▶ **Exercise objective**:
Set the whole listing down again without deviation.

------

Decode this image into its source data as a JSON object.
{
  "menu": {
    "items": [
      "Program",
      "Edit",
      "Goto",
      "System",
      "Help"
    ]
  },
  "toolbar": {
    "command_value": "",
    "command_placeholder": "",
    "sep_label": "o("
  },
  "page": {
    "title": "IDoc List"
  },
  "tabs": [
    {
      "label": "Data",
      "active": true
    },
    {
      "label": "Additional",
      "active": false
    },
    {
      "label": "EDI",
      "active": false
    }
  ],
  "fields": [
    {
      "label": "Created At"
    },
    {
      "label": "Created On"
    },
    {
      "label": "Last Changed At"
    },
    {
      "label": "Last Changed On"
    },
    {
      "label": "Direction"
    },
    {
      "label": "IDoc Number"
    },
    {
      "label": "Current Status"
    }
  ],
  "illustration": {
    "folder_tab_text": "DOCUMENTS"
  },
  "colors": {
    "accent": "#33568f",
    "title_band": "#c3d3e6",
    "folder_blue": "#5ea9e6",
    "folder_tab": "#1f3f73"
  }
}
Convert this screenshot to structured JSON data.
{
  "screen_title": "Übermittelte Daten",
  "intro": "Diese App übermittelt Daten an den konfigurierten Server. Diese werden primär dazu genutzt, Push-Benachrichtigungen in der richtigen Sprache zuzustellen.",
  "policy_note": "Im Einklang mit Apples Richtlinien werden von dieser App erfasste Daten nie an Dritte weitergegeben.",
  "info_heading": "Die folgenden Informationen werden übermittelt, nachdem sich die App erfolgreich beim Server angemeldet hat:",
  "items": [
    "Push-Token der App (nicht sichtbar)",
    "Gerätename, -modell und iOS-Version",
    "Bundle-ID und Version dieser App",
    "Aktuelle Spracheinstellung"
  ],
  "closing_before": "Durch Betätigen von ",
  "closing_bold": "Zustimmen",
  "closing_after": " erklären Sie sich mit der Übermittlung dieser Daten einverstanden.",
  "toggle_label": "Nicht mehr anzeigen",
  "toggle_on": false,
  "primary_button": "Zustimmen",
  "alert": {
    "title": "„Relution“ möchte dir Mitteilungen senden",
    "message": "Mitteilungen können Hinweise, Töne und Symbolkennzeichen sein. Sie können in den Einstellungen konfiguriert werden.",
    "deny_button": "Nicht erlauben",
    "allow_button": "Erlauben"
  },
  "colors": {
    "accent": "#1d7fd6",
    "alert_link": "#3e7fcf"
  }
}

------

▶ **Exercise result**:
Decode this image into its source data as a JSON object.
{
  "menu": {
    "items": [
      "Program",
      "Edit",
      "Goto",
      "System",
      "Help"
    ]
  },
  "toolbar": {
    "command_value": "",
    "command_placeholder": "",
    "sep_label": "o("
  },
  "page": {
    "title": "IDoc List"
  },
  "tabs": [
    {
      "label": "Data",
      "active": true
    },
    {
      "label": "Additional",
      "active": false
    },
    {
      "label": "EDI",
      "active": false
    }
  ],
  "fields": [
    {
      "label": "Created At"
    },
    {
      "label": "Created On"
    },
    {
      "label": "Last Changed At"
    },
    {
      "label": "Last Changed On"
    },
    {
      "label": "Direction"
    },
    {
      "label": "IDoc Number"
    },
    {
      "label": "Current Status"
    }
  ],
  "illustration": {
    "folder_tab_text": "DOCUMENTS"
  },
  "colors": {
    "accent": "#33568f",
    "title_band": "#c3d3e6",
    "folder_blue": "#5ea9e6",
    "folder_tab": "#1f3f73"
  }
}
Convert this screenshot to structured JSON data.
{
  "screen_title": "Übermittelte Daten",
  "intro": "Diese App übermittelt Daten an den konfigurierten Server. Diese werden primär dazu genutzt, Push-Benachrichtigungen in der richtigen Sprache zuzustellen.",
  "policy_note": "Im Einklang mit Apples Richtlinien werden von dieser App erfasste Daten nie an Dritte weitergegeben.",
  "info_heading": "Die folgenden Informationen werden übermittelt, nachdem sich die App erfolgreich beim Server angemeldet hat:",
  "items": [
    "Push-Token der App (nicht sichtbar)",
    "Gerätename, -modell und iOS-Version",
    "Bundle-ID und Version dieser App",
    "Aktuelle Spracheinstellung"
  ],
  "closing_before": "Durch Betätigen von ",
  "closing_bold": "Zustimmen",
  "closing_after": " erklären Sie sich mit der Übermittlung dieser Daten einverstanden.",
  "toggle_label": "Nicht mehr anzeigen",
  "toggle_on": false,
  "primary_button": "Zustimmen",
  "alert": {
    "title": "„Relution“ möchte dir Mitteilungen senden",
    "message": "Mitteilungen können Hinweise, Töne und Symbolkennzeichen sein. Sie können in den Einstellungen konfiguriert werden.",
    "deny_button": "Nicht erlauben",
    "allow_button": "Erlauben"
  },
  "colors": {
    "accent": "#1d7fd6",
    "alert_link": "#3e7fcf"
  }
}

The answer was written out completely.